Here’s another look at it:
If you can figure it out, let us know!! Also, this tweet made us laugh:
I got my tattoo in hebrew because of the meaning of what it says. Besides EVERYONE has arabic… Ill pass on that.
— Chantel Jeffries (@ChantelJeffries) February 23, 2012
Last in this section: Basketball player Steph Curry and his wife Ayesha have matching tattoos in Hebrew that read “Love never failed to be,” which is a quote from First Corinthians, 13:8. (Note: First Corinthians is not in the Hebrew Bible, but the New Testament, which is why they’re under the Christianity section and not the Biblical quotes one!)

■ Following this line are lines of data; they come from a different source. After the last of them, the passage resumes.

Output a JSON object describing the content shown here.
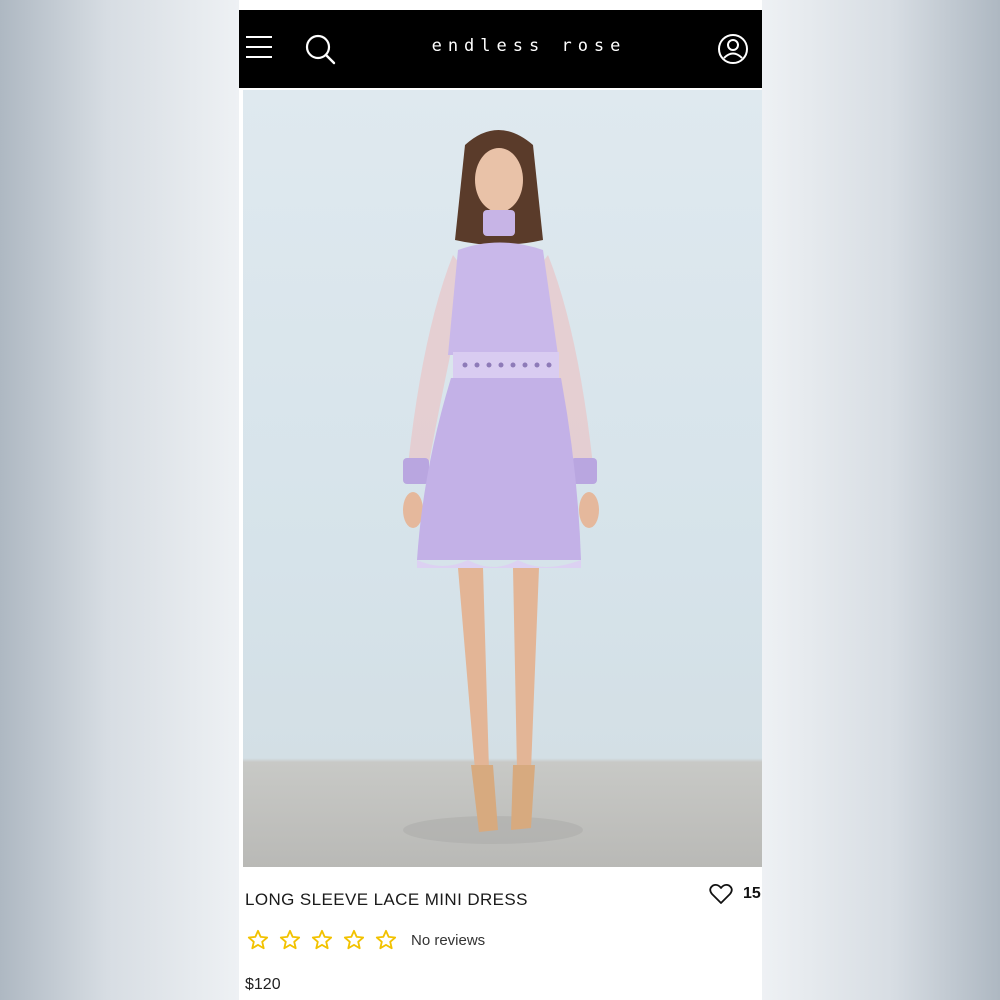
{
  "header": {
    "brand": "endless rose",
    "menu_icon": "menu-icon",
    "search_icon": "search-icon",
    "account_icon": "account-icon",
    "background_color": "#000000"
  },
  "product": {
    "title": "LONG SLEEVE LACE MINI DRESS",
    "wishlist_count": "15",
    "wishlist_icon": "heart-icon",
    "rating_stars": 0,
    "rating_max": 5,
    "star_color": "#f2c200",
    "reviews_label": "No reviews",
    "price": "$120",
    "dress_color": "#c9b8ea"
  }
}
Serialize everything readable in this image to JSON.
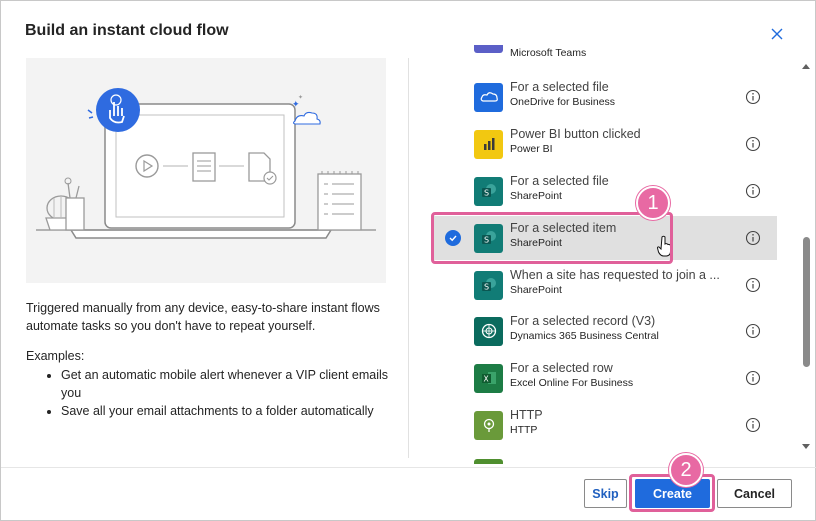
{
  "dialog": {
    "title": "Build an instant cloud flow",
    "close_icon": "close-icon"
  },
  "left": {
    "description": "Triggered manually from any device, easy-to-share instant flows automate tasks so you don't have to repeat yourself.",
    "examples_title": "Examples:",
    "examples": [
      "Get an automatic mobile alert whenever a VIP client emails you",
      "Save all your email attachments to a folder automatically"
    ]
  },
  "triggers": [
    {
      "title": "",
      "subtitle": "Microsoft Teams",
      "icon": "teams-icon",
      "color": "#5b5fc7",
      "partial": true
    },
    {
      "title": "For a selected file",
      "subtitle": "OneDrive for Business",
      "icon": "onedrive-icon",
      "color": "#1f6bdd"
    },
    {
      "title": "Power BI button clicked",
      "subtitle": "Power BI",
      "icon": "powerbi-icon",
      "color": "#f2c811"
    },
    {
      "title": "For a selected file",
      "subtitle": "SharePoint",
      "icon": "sharepoint-icon",
      "color": "#117c76"
    },
    {
      "title": "For a selected item",
      "subtitle": "SharePoint",
      "icon": "sharepoint-icon",
      "color": "#117c76",
      "selected": true
    },
    {
      "title": "When a site has requested to join a ...",
      "subtitle": "SharePoint",
      "icon": "sharepoint-icon",
      "color": "#117c76"
    },
    {
      "title": "For a selected record (V3)",
      "subtitle": "Dynamics 365 Business Central",
      "icon": "dynamics-icon",
      "color": "#0b6b5e"
    },
    {
      "title": "For a selected row",
      "subtitle": "Excel Online For Business",
      "icon": "excel-icon",
      "color": "#1d7c45"
    },
    {
      "title": "HTTP",
      "subtitle": "HTTP",
      "icon": "http-icon",
      "color": "#6a9a3a"
    },
    {
      "title": "",
      "subtitle": "",
      "icon": "",
      "color": "#4f8f2f",
      "partial": true
    }
  ],
  "buttons": {
    "skip": "Skip",
    "create": "Create",
    "cancel": "Cancel"
  },
  "annotations": {
    "step1": "1",
    "step2": "2",
    "accent": "#e869a3"
  }
}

As Gabe Friedman pointed out in JTA, “The sharp-shooting guard is most definitely not Jewish, and the New Testament was written in Greek – so why is the star guard’s ink in Hebrew? One clue lies in Curry’s mom, Sonya, who co-founded a Christian Montessori school with her husband, former NBA player Dell Curry. According to The Jerusalem Post, she has been studying Hebrew for four years.”
Curry also has his last name phonetically spelled out in Hebrew on his wrist (above, center).
And now for our last category…
Jewish quotes & symbolism
First up: hamsa tattoos! Note: The hamsa, also known as the “eye of Fatima,” is not exclusively a Jewish thing and is common in many cultures, but it has become a major Jewish symbol. Basketball player Kyrie Irving has a prominent hamsa tattoo on his shoulder (above, left) and model Jourdan Dunn has a hamsa tattooed on her inner arm (above, right).
And then there’s the famous Hillel saying from Pirkei Avot, “If I am not for myself, who will be for me? And if I am only for myself, who am I?” Singer Jordin Sparks (do you remember her from American Idol?! Tell me how I’m supposed to breathe with no air…) has a version of this quote in Hebrew tattooed on her back. It reportedly reads, “If I am not myself then who will be me?”
She also has a song called “Tattoo,” which we’ll leave you with:
This was fun! Bye!
Image in header of Victoria Beckham by KARIM JAAFAR/AFP/Getty Images; of Harry Styles by Dimitrios Kambouris/Getty Images for The Met Museum/Vogue; of Regina King by Jeff Kravitz/FilmMagic; of Ariana Grande by Kevin Mazur/Getty Images for AG; of Jourdan Dunn by Ricky Vigil M/GC Images